$sin^2x=1-cos^2x$, so we'll have $(1/2)\int\limits_{}^{}\sin^3(u)du$ = $(1/2)\int\limits_{}^{}\sin^2(u)*sin(u)du$ = $(1/2)\int\limits_{}^{}(1-sin^2(u))sin(u)du$

7. anonymous

so we can apply substitution rule again for $v=\sin(u)$

8. anonymous

$dv = \cos(u)du$, so $(1/2)\int\limits_{}^{}(1-v^2)dv$

9. anonymous

wait, shouldn't it be 1-cos^2(u) above?

10. anonymous

ahhh, yesss... sorry: $(1/2)\int\limits_{}^{}(1-cos^2(u))sin(u)du$

11. anonymous

so v=cos(u), which is dv=-sin(u)du

12. anonymous

i think I got it now: so$(1/2)\int\limits\limits_{}^{}(1-\cos^2(u))\sin(u)du = (-1)*(1/2) \int\limits_{}^{} (1-v^2)dv = (-1)(1/2) [ v-(1/3)v^3 + C]$

13. anonymous

i think I got it now: so$(1/2)\int\limits\limits_{}^{}(1-\cos^2(u))\sin(u)du$ = $(-1)*(1/2) \int\limits_{}^{} (1-v^2)dv$ = $(-1)(1/2) [ v-(1/3)v^3 + C]$

14. anonymous

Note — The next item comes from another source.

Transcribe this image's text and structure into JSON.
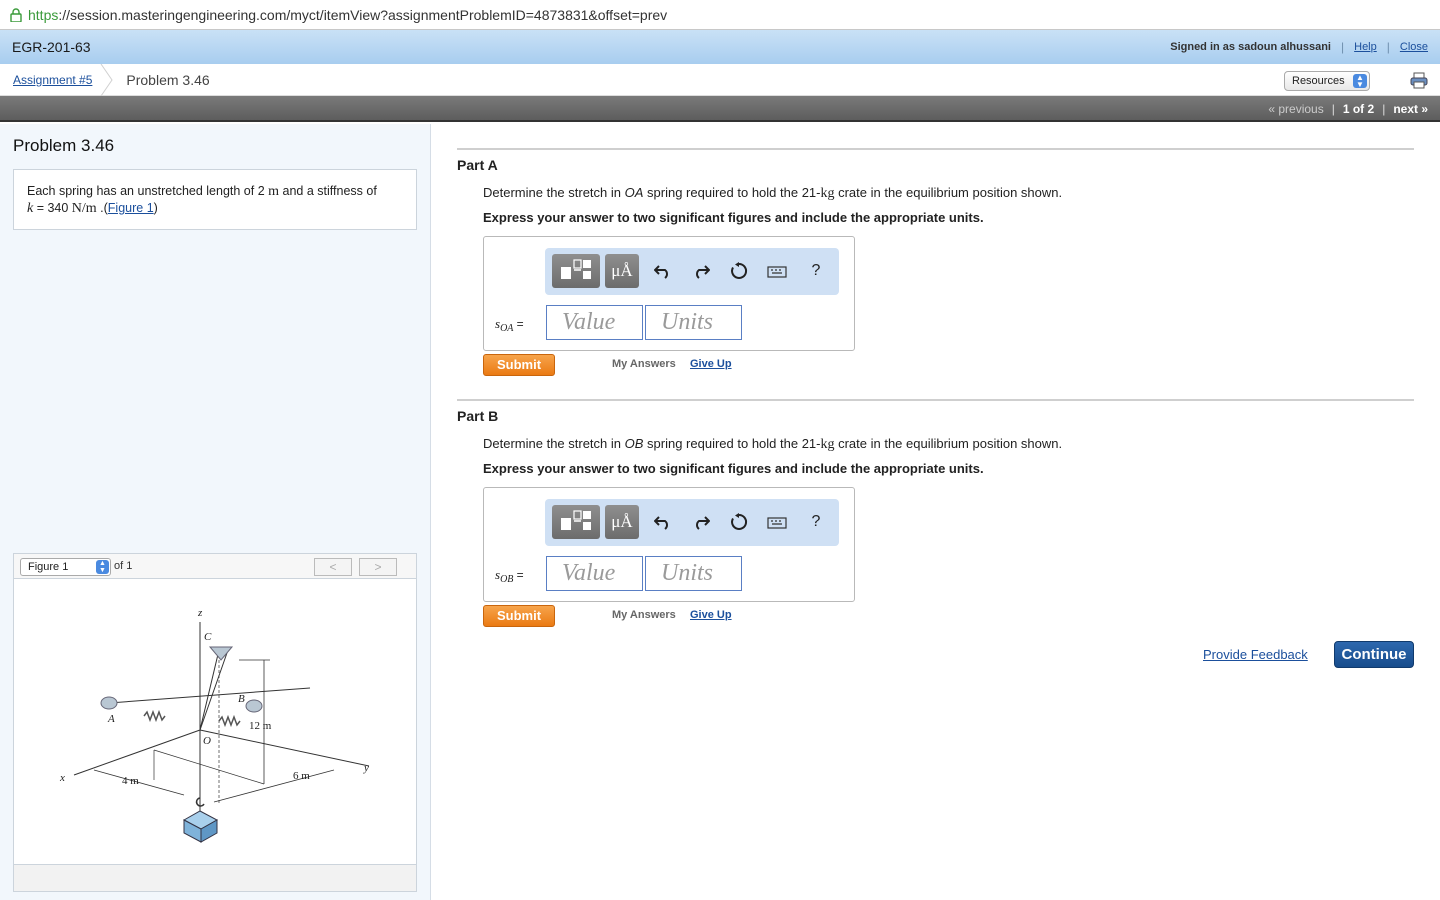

so plug back in and get v = cos u --> cos (2x), $(-1)(1/2) [ v-(1/3)v^3 + C] = (-1)(1/2) [ \cos(2x) - (1/3)\cos^3(2x) + C]$ $= (-1)(1/2) [ cos(2x) - (1/3)cos^3(2x) + C]$